The plump or fleshy part of a person’s body, in particular a woman’s bosom.
Late 17th century: from French en bon point ‘in good condition’.
“The diet’s gone great but I’ve lost my embonpoint.”
Machree (noun) (Irish/Scots)
As a form of address: my dear. Now chiefly in “Mother Machree”, expressing (usually ironically) a stereotyped conception of Celtic or Irish identity.
Late 17th century; earliest use found in Irish Hudibras. From Irish mo chroí (Scottish Gaelic mo chridhe) my heart, my beloved from mo my + croí (Scottish Gaelic cridhe) heart from Early Irish cride heart, cognate with heart [interjection, adverb].

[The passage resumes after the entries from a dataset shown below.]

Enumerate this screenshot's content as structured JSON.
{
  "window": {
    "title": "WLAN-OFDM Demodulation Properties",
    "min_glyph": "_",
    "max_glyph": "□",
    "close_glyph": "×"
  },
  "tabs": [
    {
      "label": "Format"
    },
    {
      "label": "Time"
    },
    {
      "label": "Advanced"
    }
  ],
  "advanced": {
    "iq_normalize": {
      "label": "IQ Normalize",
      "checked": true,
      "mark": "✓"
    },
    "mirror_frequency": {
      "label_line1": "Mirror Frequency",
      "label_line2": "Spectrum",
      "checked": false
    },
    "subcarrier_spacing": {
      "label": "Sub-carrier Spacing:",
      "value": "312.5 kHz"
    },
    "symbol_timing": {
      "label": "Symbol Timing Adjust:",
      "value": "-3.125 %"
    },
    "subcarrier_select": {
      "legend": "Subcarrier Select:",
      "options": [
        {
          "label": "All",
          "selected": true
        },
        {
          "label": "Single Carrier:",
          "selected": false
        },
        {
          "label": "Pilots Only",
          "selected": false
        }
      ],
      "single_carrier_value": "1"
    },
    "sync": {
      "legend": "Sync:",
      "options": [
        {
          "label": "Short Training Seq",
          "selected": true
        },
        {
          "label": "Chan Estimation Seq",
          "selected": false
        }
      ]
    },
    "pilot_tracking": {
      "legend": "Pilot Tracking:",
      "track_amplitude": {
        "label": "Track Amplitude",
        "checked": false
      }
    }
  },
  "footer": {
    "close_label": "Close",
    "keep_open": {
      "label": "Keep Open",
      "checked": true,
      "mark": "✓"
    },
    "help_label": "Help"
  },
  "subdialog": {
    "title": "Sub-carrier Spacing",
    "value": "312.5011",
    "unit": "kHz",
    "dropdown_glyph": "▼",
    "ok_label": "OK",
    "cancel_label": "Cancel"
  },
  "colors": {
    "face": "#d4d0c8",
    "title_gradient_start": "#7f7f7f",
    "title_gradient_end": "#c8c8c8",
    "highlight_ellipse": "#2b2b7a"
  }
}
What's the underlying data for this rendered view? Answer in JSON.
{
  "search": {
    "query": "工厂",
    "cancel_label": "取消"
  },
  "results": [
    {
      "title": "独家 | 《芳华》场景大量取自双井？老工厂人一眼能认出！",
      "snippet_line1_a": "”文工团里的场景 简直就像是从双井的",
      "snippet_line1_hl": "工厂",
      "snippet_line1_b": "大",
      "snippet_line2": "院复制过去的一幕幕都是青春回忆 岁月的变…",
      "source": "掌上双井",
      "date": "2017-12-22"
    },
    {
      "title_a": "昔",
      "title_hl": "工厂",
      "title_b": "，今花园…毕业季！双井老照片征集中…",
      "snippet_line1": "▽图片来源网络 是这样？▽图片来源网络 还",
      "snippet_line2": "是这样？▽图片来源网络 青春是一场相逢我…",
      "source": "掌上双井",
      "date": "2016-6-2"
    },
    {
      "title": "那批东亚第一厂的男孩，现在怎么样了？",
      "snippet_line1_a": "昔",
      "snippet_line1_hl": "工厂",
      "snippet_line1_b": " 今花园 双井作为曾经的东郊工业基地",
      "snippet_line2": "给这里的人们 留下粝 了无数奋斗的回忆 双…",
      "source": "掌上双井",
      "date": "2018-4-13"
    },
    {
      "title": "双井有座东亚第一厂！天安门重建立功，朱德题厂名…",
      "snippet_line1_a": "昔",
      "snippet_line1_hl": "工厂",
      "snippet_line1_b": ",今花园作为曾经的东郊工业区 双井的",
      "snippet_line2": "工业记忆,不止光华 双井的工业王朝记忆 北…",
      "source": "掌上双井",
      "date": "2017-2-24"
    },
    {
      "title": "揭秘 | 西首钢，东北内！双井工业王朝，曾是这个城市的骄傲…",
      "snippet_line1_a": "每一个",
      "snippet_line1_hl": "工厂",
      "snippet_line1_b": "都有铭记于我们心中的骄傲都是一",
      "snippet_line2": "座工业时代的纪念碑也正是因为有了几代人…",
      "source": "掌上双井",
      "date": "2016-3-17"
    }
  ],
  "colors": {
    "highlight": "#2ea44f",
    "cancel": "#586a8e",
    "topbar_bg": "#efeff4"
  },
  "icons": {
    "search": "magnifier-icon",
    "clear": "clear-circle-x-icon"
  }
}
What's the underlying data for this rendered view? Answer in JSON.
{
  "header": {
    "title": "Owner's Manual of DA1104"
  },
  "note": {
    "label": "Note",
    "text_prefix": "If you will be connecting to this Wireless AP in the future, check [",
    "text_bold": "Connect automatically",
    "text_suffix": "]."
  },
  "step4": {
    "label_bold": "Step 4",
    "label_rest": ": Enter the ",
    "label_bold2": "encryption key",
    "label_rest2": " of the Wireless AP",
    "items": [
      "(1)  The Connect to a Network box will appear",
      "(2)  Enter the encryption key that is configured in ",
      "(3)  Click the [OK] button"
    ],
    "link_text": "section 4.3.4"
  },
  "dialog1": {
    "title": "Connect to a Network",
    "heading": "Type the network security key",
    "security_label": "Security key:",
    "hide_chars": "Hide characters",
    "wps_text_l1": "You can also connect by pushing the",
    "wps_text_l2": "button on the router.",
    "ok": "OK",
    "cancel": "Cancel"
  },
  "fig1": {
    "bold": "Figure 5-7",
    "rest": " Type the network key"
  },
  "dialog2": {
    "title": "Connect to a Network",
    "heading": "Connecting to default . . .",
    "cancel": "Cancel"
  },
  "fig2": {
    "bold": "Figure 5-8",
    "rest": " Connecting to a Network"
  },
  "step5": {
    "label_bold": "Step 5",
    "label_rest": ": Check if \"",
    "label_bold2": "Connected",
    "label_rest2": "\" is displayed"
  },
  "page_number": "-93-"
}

Lixiviate (verb) (chemistry) (archaic)
Separate (a substance) into soluble and insoluble constituents by the percolation of liquid.
Mid 17th century: from modern Latin lixiviat- ‘impregnated with lye’, from the verb lixiviare, from lixivius ‘made into lye’, from lix ‘lye’.